PlanetRead (2018b) conducted a year-long study in 10 primary schools in rural Delhi serving children in Grades 1-5 from low-income families. In 5 treatment schools, the teachers showed all the children in Grades 1-4, 30 minutes of animated stories in Hindi with SLS, three times a week. From a comparable starting point, the average reading score in the treatment schools was 70% higher than the control schools. The impact of the intervention on reading was most apparent in Grades 2-3, pointing again to the strong complementarity of SLS, during the early stages of reading acquisition.

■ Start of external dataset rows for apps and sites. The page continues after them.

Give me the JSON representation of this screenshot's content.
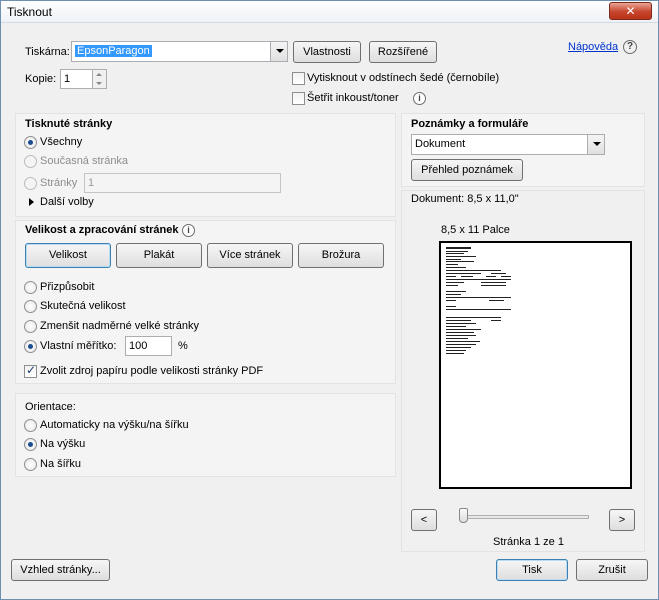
{
  "window": {
    "title": "Tisknout",
    "close_glyph": "✕"
  },
  "printer": {
    "label": "Tiskárna:",
    "selected": "EpsonParagon",
    "properties_button": "Vlastnosti",
    "advanced_button": "Rozšířené",
    "help_link": "Nápověda"
  },
  "copies": {
    "label": "Kopie:",
    "value": "1"
  },
  "options": {
    "grayscale": {
      "label": "Vytisknout v odstínech šedé (černobíle)",
      "checked": false
    },
    "save_ink": {
      "label": "Šetřit inkoust/toner",
      "checked": false
    }
  },
  "pages_panel": {
    "title": "Tisknuté stránky",
    "all_label": "Všechny",
    "current_label": "Současná stránka",
    "pages_label": "Stránky",
    "pages_value": "1",
    "more_options": "Další volby"
  },
  "sizing_panel": {
    "title": "Velikost a zpracování stránek",
    "tabs": [
      "Velikost",
      "Plakát",
      "Více stránek",
      "Brožura"
    ],
    "fit_label": "Přizpůsobit",
    "actual_label": "Skutečná velikost",
    "shrink_label": "Zmenšit nadměrné velké stránky",
    "custom_label": "Vlastní měřítko:",
    "custom_value": "100",
    "percent": "%",
    "paper_source_label": "Zvolit zdroj papíru podle velikosti stránky PDF",
    "paper_source_checked": true
  },
  "orientation": {
    "title": "Orientace:",
    "auto_label": "Automaticky na výšku/na šířku",
    "portrait_label": "Na výšku",
    "landscape_label": "Na šířku",
    "selected": "portrait"
  },
  "comments": {
    "title": "Poznámky a formuláře",
    "selected": "Dokument",
    "summary_button": "Přehled poznámek"
  },
  "preview": {
    "document_size": "Dokument: 8,5 x 11,0\"",
    "paper_size": "8,5 x 11 Palce",
    "page_status": "Stránka 1 ze 1",
    "prev_glyph": "<",
    "next_glyph": ">",
    "slider_position": 0
  },
  "footer": {
    "page_setup_button": "Vzhled stránky...",
    "print_button": "Tisk",
    "cancel_button": "Zrušit"
  },
  "icons": {
    "info": "i",
    "help": "?"
  }
}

The benefits of SLS are not limited to reading literacy. For an overview of the range of benefits attributable to SLS, including reading, media access and language acquisition, see Gernsbacher (2015).


Arjun, S., Kothari, B., Shah, N. K., & Biswas, P. (2022). Do weak readers in rural India automatically read same language subtitles on Bollywood films?
An eye gaze analysis. Journal of Eye Movement Research, 15(5). 

d’Ydewalle, G., Praet, C., Verfaillie, K., & Rensbergen, J. V. (1991). Watching Subtitled Television: Automatic Reading Behavior. Communication Research, 18(5), 650–666.

d’Ydewalle, G., & Van Rensbergen, J. (1989). Developmental studies of text-picture interactions in the perception of animated cartoons with text. In H. Mandl & J. R. Levin (Eds.), Advances in psychology, 58. Knowledge acquisition from text and pictures (pp. 233-248). Oxford, England: North-Holland.

Gernsbacher, Morton Ann. “Video Captions Benefit Everyone” Policy insights from the behavioral and brain sciences vol. 2,1 (2015): 195-202.

Koskinen, P.S., Bowen, C.T., Gambrell, L.B., Jensema, C.J. & Kane, K.W. (1997). Captioned television and literacy development: Effects of home viewing on learning disabled students. Paper presented at the Meeting of the American Educational Research Association, Chicago, IL.

Koskinen, P. S., Wilson, R. M., Gambrell, L. B., & Jensema, C. J. (1986). Using closed captioned television to enhance reading skills of learning disabled students. National Reading Conference Yearbook, 35, 61-65.

Kothari, B. 1998.  Film Songs as Continuing Education: Same Language Subtitling for Literacy.  Economic and Political Weekly, 33(39): 2507-2510 (Sept. 26, 98).

Kothari, B., & Bandyopadhyay, T. (2014). Same language subtitling of Bollywood songs on TV: Effects on literacy. Information Technologies & International Development, 10(4), 31–47.

Kothari, B. & Bandyopadhyay, T. (2015). An innovation to raise a nation’s reading skills: Scale up of Same Language Subtitling (SLS) on Zee in Maharashtra.
See also the article from Huffington Post.

Kothari, B., Pandey, A., & Chudgar, A. (2004). Reading out of the “idiot box”: Same-language subtitling on television in India. Information Technologies & International Development, 2(1), 23–44.

Linebarger, D., Piotrowski, J. T., & Greenwood, C. R. (2010). On-screen print: The role of captions as a supplemental literacy tool. Journal of Research in Reading, 33(2), 148-167.

Parkhill, F., & Johnson, J. (2009). An unexpected breakthrough for rapid reading improvement: AVAILLL uses movies so students read it, see it and get it. set: Research Information for Teachers, 1, 28−34.

PlanetRead (2018a). AniBooks: Scalable and likeable, but readable?

PlanetRead (2018b). AniBooks for early-grade reading.